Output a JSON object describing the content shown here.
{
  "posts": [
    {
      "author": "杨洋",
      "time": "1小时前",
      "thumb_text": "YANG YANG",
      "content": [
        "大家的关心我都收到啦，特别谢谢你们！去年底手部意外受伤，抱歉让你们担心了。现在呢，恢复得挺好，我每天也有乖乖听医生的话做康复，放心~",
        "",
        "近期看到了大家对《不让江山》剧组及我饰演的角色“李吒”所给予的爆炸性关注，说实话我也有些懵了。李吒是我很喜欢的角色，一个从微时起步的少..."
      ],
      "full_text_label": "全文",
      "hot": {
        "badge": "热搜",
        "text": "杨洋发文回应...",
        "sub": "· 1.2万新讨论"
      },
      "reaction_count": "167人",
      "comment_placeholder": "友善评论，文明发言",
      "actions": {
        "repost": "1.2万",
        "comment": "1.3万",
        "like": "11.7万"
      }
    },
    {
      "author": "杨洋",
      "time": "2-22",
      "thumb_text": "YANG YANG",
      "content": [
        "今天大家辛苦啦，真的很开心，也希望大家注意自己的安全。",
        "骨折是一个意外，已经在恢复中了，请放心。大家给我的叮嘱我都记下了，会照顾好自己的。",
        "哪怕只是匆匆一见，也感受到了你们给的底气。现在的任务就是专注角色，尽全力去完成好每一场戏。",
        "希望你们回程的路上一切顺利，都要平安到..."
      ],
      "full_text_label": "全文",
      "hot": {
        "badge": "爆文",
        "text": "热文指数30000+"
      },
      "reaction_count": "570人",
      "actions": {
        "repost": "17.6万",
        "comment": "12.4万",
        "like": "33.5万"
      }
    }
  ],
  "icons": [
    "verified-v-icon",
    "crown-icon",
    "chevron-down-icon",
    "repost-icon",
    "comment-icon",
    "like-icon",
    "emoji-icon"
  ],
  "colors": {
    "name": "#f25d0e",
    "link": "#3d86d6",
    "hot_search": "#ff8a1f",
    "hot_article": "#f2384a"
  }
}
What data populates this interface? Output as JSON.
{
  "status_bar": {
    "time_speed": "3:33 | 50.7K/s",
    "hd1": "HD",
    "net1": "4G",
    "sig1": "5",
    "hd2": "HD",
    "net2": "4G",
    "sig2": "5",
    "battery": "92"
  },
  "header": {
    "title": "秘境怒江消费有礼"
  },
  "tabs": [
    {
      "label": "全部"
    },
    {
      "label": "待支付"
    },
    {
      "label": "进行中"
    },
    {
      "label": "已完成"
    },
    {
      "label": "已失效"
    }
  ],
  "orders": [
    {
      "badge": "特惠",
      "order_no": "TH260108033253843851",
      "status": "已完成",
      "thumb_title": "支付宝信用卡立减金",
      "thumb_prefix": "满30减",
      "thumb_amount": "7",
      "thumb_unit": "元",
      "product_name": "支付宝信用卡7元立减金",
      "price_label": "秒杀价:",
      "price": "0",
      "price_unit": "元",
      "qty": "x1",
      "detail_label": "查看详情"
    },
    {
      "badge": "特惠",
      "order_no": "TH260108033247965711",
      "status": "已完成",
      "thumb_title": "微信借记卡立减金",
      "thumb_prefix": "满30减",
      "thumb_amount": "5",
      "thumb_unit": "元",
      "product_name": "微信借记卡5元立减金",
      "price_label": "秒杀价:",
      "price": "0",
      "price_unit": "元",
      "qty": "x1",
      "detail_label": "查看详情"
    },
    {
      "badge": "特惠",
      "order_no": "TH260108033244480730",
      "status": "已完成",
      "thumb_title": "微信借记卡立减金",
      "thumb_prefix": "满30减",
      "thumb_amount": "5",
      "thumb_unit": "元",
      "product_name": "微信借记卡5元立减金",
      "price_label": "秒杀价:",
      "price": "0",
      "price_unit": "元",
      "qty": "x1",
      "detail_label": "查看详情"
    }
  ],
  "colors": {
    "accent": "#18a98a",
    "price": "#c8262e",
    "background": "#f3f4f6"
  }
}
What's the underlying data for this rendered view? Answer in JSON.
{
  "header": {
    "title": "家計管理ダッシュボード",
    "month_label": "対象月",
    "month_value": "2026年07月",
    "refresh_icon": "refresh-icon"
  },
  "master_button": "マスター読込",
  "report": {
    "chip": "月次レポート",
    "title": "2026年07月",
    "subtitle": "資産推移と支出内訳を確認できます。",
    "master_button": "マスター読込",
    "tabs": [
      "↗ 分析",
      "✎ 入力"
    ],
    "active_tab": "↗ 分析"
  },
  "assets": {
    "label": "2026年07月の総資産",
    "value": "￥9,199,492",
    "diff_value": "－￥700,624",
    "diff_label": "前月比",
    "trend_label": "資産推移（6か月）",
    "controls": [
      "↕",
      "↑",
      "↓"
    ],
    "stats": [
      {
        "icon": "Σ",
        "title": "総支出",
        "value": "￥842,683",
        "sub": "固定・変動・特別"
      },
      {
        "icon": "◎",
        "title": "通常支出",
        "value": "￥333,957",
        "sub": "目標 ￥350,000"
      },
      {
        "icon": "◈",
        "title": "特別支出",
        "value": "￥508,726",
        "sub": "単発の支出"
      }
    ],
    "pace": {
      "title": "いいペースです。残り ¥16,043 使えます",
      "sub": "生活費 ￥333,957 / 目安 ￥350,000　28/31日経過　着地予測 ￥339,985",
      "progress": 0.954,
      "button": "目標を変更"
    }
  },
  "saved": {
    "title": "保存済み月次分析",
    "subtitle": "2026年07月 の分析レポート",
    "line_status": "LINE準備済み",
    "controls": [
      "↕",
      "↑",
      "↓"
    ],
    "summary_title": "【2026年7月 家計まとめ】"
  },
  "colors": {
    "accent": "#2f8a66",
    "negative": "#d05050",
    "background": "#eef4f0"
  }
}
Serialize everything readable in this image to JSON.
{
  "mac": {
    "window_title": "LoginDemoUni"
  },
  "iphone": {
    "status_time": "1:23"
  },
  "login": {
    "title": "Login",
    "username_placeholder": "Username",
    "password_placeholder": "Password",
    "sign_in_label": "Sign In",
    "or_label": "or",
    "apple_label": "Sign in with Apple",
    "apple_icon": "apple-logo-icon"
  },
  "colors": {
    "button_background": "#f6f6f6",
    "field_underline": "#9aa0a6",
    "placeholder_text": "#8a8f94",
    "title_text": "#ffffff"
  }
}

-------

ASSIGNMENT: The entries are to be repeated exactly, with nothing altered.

ANSWER SECTION:
Output a JSON object describing the content shown here.
{
  "posts": [
    {
      "author": "杨洋",
      "time": "1小时前",
      "thumb_text": "YANG YANG",
      "content": [
        "大家的关心我都收到啦，特别谢谢你们！去年底手部意外受伤，抱歉让你们担心了。现在呢，恢复得挺好，我每天也有乖乖听医生的话做康复，放心~",
        "",
        "近期看到了大家对《不让江山》剧组及我饰演的角色“李吒”所给予的爆炸性关注，说实话我也有些懵了。李吒是我很喜欢的角色，一个从微时起步的少..."
      ],
      "full_text_label": "全文",
      "hot": {
        "badge": "热搜",
        "text": "杨洋发文回应...",
        "sub": "· 1.2万新讨论"
      },
      "reaction_count": "167人",
      "comment_placeholder": "友善评论，文明发言",
      "actions": {
        "repost": "1.2万",
        "comment": "1.3万",
        "like": "11.7万"
      }
    },
    {
      "author": "杨洋",
      "time": "2-22",
      "thumb_text": "YANG YANG",
      "content": [
        "今天大家辛苦啦，真的很开心，也希望大家注意自己的安全。",
        "骨折是一个意外，已经在恢复中了，请放心。大家给我的叮嘱我都记下了，会照顾好自己的。",
        "哪怕只是匆匆一见，也感受到了你们给的底气。现在的任务就是专注角色，尽全力去完成好每一场戏。",
        "希望你们回程的路上一切顺利，都要平安到..."
      ],
      "full_text_label": "全文",
      "hot": {
        "badge": "爆文",
        "text": "热文指数30000+"
      },
      "reaction_count": "570人",
      "actions": {
        "repost": "17.6万",
        "comment": "12.4万",
        "like": "33.5万"
      }
    }
  ],
  "icons": [
    "verified-v-icon",
    "crown-icon",
    "chevron-down-icon",
    "repost-icon",
    "comment-icon",
    "like-icon",
    "emoji-icon"
  ],
  "colors": {
    "name": "#f25d0e",
    "link": "#3d86d6",
    "hot_search": "#ff8a1f",
    "hot_article": "#f2384a"
  }
}
What data populates this interface? Output as JSON.
{
  "status_bar": {
    "time_speed": "3:33 | 50.7K/s",
    "hd1": "HD",
    "net1": "4G",
    "sig1": "5",
    "hd2": "HD",
    "net2": "4G",
    "sig2": "5",
    "battery": "92"
  },
  "header": {
    "title": "秘境怒江消费有礼"
  },
  "tabs": [
    {
      "label": "全部"
    },
    {
      "label": "待支付"
    },
    {
      "label": "进行中"
    },
    {
      "label": "已完成"
    },
    {
      "label": "已失效"
    }
  ],
  "orders": [
    {
      "badge": "特惠",
      "order_no": "TH260108033253843851",
      "status": "已完成",
      "thumb_title": "支付宝信用卡立减金",
      "thumb_prefix": "满30减",
      "thumb_amount": "7",
      "thumb_unit": "元",
      "product_name": "支付宝信用卡7元立减金",
      "price_label": "秒杀价:",
      "price": "0",
      "price_unit": "元",
      "qty": "x1",
      "detail_label": "查看详情"
    },
    {
      "badge": "特惠",
      "order_no": "TH260108033247965711",
      "status": "已完成",
      "thumb_title": "微信借记卡立减金",
      "thumb_prefix": "满30减",
      "thumb_amount": "5",
      "thumb_unit": "元",
      "product_name": "微信借记卡5元立减金",
      "price_label": "秒杀价:",
      "price": "0",
      "price_unit": "元",
      "qty": "x1",
      "detail_label": "查看详情"
    },
    {
      "badge": "特惠",
      "order_no": "TH260108033244480730",
      "status": "已完成",
      "thumb_title": "微信借记卡立减金",
      "thumb_prefix": "满30减",
      "thumb_amount": "5",
      "thumb_unit": "元",
      "product_name": "微信借记卡5元立减金",
      "price_label": "秒杀价:",
      "price": "0",
      "price_unit": "元",
      "qty": "x1",
      "detail_label": "查看详情"
    }
  ],
  "colors": {
    "accent": "#18a98a",
    "price": "#c8262e",
    "background": "#f3f4f6"
  }
}
What's the underlying data for this rendered view? Answer in JSON.
{
  "header": {
    "title": "家計管理ダッシュボード",
    "month_label": "対象月",
    "month_value": "2026年07月",
    "refresh_icon": "refresh-icon"
  },
  "master_button": "マスター読込",
  "report": {
    "chip": "月次レポート",
    "title": "2026年07月",
    "subtitle": "資産推移と支出内訳を確認できます。",
    "master_button": "マスター読込",
    "tabs": [
      "↗ 分析",
      "✎ 入力"
    ],
    "active_tab": "↗ 分析"
  },
  "assets": {
    "label": "2026年07月の総資産",
    "value": "￥9,199,492",
    "diff_value": "－￥700,624",
    "diff_label": "前月比",
    "trend_label": "資産推移（6か月）",
    "controls": [
      "↕",
      "↑",
      "↓"
    ],
    "stats": [
      {
        "icon": "Σ",
        "title": "総支出",
        "value": "￥842,683",
        "sub": "固定・変動・特別"
      },
      {
        "icon": "◎",
        "title": "通常支出",
        "value": "￥333,957",
        "sub": "目標 ￥350,000"
      },
      {
        "icon": "◈",
        "title": "特別支出",
        "value": "￥508,726",
        "sub": "単発の支出"
      }
    ],
    "pace": {
      "title": "いいペースです。残り ¥16,043 使えます",
      "sub": "生活費 ￥333,957 / 目安 ￥350,000　28/31日経過　着地予測 ￥339,985",
      "progress": 0.954,
      "button": "目標を変更"
    }
  },
  "saved": {
    "title": "保存済み月次分析",
    "subtitle": "2026年07月 の分析レポート",
    "line_status": "LINE準備済み",
    "controls": [
      "↕",
      "↑",
      "↓"
    ],
    "summary_title": "【2026年7月 家計まとめ】"
  },
  "colors": {
    "accent": "#2f8a66",
    "negative": "#d05050",
    "background": "#eef4f0"
  }
}
Serialize everything readable in this image to JSON.
{
  "mac": {
    "window_title": "LoginDemoUni"
  },
  "iphone": {
    "status_time": "1:23"
  },
  "login": {
    "title": "Login",
    "username_placeholder": "Username",
    "password_placeholder": "Password",
    "sign_in_label": "Sign In",
    "or_label": "or",
    "apple_label": "Sign in with Apple",
    "apple_icon": "apple-logo-icon"
  },
  "colors": {
    "button_background": "#f6f6f6",
    "field_underline": "#9aa0a6",
    "placeholder_text": "#8a8f94",
    "title_text": "#ffffff"
  }
}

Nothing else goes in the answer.